There was an “unseasonably strong” demand for used vans during August, according to vehicle auction company British Car Auctions (BCA).
Motor retailers were also willing to pay more with the average used LCV values across the board up by five per cent to £3,745, the highest point since April 2008.
Year on year values are also ahead by more than £500.
Average fleet and lease van values improved by 5.2 per cent in July reaching £4,045, while dealer-entered part exchange stock rose by 7.5 per cent and follows nine per cent rise in July.
Nearly new values recovered from a sharp fall last month by over £1,000 to hit £9,034.
The report suggests that as September values traditionally represent a peak in the annual cycle that commercial vehicle values could climb again, following a period of five months when they remained static.
The news comes just a few weeks after the Society of Motor Manufacturers and Traders reported a 34.6 per cent drop in van registrations during August to 7, 531.
Duncan Ward, BCA’s general manager commercial sales, said: “As the price rise has occurred in a month that usually records weaker prices, this could yet mark a significant point in the price recovery for LCVs.
“If such a rise had occurred in September, it would have been equally welcomed by vendors, but much less notable. It remains to be seen if the market is going to march on into the autumn months and perhaps consistently register values to compare with the market highpoint in early 2008.”
The BCA has attributed this rise to a number of factors. Ward added: “August proved to be a remarkably strong month for LCV sales and certainly outperformed the customary summer holiday season market.
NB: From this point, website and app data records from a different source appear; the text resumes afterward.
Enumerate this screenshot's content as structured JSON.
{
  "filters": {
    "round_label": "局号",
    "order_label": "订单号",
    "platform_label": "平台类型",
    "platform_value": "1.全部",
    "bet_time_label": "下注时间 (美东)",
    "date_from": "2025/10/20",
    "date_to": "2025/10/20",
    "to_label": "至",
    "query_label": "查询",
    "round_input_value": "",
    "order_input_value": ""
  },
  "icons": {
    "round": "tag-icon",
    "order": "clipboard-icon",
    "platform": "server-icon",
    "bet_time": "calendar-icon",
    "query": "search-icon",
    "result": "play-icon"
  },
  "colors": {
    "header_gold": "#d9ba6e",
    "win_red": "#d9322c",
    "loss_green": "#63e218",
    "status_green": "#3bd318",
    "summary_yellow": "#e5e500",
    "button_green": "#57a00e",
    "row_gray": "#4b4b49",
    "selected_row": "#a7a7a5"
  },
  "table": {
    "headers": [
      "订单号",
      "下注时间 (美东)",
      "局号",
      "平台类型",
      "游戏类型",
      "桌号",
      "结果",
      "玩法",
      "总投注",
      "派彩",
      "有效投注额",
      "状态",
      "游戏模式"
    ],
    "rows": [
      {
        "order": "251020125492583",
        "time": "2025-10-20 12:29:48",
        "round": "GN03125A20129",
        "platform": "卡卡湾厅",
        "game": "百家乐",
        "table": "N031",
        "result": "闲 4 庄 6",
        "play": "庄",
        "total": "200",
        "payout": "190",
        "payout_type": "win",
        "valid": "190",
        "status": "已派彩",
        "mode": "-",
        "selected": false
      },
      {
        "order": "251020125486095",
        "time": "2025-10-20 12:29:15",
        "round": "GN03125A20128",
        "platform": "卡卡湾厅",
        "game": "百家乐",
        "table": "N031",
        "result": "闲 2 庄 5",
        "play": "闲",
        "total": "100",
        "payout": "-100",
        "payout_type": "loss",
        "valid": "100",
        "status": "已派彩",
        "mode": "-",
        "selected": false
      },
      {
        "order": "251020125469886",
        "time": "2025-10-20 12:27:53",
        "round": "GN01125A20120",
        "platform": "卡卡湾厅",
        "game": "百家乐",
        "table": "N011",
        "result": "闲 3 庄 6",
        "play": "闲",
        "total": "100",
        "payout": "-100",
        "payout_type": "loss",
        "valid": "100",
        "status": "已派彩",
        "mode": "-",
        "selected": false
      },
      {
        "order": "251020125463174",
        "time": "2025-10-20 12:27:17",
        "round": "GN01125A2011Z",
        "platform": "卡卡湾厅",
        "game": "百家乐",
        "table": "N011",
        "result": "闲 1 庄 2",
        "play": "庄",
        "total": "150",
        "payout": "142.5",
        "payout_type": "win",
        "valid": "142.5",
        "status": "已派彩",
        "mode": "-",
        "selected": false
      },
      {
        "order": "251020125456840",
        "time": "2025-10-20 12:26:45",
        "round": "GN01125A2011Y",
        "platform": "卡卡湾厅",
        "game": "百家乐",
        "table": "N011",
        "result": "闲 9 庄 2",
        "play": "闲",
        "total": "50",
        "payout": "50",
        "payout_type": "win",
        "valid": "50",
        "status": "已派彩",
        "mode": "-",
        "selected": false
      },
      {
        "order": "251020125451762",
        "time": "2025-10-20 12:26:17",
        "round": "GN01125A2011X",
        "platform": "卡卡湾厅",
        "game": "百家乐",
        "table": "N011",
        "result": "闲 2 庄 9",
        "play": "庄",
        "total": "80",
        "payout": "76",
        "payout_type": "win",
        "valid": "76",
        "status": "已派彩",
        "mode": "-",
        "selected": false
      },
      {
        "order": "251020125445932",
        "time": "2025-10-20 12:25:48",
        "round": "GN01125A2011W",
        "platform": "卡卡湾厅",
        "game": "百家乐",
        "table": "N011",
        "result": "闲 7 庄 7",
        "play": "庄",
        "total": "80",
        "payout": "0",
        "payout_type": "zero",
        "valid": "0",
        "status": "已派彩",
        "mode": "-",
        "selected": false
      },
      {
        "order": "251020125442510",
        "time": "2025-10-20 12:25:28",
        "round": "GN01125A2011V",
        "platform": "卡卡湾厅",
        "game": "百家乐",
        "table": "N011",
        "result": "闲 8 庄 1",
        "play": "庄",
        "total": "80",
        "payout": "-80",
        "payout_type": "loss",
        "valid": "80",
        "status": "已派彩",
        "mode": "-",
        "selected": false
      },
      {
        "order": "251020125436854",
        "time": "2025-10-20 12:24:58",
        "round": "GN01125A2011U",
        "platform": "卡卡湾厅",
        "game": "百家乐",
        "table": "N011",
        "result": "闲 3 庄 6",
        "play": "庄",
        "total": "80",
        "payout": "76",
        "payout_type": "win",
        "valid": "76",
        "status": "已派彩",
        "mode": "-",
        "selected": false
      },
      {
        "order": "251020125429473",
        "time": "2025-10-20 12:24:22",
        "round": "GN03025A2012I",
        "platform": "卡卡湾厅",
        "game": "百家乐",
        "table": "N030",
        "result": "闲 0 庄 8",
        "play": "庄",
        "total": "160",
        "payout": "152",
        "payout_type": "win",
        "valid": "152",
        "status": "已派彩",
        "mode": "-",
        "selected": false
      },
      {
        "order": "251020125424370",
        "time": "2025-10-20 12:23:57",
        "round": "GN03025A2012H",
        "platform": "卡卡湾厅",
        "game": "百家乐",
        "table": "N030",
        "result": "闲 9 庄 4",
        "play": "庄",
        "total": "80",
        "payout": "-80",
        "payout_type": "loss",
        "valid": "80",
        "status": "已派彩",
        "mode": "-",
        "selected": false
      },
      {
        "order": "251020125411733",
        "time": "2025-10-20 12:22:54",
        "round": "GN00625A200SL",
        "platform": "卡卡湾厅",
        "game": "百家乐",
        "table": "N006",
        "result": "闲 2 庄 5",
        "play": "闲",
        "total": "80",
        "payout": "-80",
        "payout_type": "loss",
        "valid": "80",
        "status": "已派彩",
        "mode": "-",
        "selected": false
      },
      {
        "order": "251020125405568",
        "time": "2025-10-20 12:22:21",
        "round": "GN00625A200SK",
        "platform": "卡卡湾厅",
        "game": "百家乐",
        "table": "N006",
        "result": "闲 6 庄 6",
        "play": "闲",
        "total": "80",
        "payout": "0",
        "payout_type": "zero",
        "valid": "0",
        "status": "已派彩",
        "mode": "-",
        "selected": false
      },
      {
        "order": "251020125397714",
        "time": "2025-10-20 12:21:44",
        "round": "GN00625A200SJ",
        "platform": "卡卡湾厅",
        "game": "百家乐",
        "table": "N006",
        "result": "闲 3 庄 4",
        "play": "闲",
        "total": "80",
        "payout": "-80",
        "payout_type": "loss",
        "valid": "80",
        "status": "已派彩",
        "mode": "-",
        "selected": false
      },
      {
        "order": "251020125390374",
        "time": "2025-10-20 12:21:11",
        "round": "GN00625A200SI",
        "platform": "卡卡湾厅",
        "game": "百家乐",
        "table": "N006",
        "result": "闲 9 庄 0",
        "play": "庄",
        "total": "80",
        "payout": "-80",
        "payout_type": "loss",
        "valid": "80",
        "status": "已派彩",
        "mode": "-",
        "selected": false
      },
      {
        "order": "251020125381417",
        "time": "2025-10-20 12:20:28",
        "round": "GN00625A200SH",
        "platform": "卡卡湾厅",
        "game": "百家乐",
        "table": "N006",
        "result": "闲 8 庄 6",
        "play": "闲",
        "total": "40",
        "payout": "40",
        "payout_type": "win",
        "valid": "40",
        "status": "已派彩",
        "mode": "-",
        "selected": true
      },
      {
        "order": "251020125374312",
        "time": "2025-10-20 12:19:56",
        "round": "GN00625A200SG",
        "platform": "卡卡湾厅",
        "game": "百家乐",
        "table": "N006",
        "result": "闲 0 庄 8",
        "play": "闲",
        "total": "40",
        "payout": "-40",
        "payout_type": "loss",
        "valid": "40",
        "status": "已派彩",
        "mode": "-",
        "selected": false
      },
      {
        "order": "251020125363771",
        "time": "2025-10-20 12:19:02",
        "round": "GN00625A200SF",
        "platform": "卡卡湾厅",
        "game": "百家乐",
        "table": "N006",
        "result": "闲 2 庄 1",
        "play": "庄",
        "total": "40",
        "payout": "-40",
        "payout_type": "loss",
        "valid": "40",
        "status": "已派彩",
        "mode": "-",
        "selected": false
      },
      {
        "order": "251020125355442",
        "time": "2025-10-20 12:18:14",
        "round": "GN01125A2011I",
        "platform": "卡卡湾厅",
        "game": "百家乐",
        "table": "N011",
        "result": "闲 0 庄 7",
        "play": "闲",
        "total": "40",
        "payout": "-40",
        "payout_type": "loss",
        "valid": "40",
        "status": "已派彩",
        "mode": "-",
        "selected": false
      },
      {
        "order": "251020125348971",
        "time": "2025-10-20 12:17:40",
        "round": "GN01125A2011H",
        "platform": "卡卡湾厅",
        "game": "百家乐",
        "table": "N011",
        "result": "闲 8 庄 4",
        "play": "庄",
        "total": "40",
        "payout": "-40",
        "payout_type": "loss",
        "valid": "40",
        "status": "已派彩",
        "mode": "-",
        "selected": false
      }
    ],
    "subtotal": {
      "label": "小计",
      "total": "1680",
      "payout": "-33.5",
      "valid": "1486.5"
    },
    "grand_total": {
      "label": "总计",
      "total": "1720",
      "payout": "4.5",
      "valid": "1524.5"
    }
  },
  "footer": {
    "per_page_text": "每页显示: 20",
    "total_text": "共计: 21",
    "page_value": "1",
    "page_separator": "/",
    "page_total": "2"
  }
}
“Supplies of good retail quality vans are relatively limited and buyers are bidding strongly for the best examples – particularly from the fleet sector where competition is intense. And this is certainly likely to have contributed to the rise in prices.
“Motor retailers who would usually buy stock exclusively from the fleet sector are having to look further afield and are bidding on younger or older vehicles to stock their forecourts.
“The increase in demand could also be put down to renewed confidence amongst organisations to fund replacement vehicles, perhaps buoyed by improvements in their own business prospects. Alongside other cautious indicators of a move out of the recession, such as the CBI report last week, we feel this is a further positive sign for the UK economy.”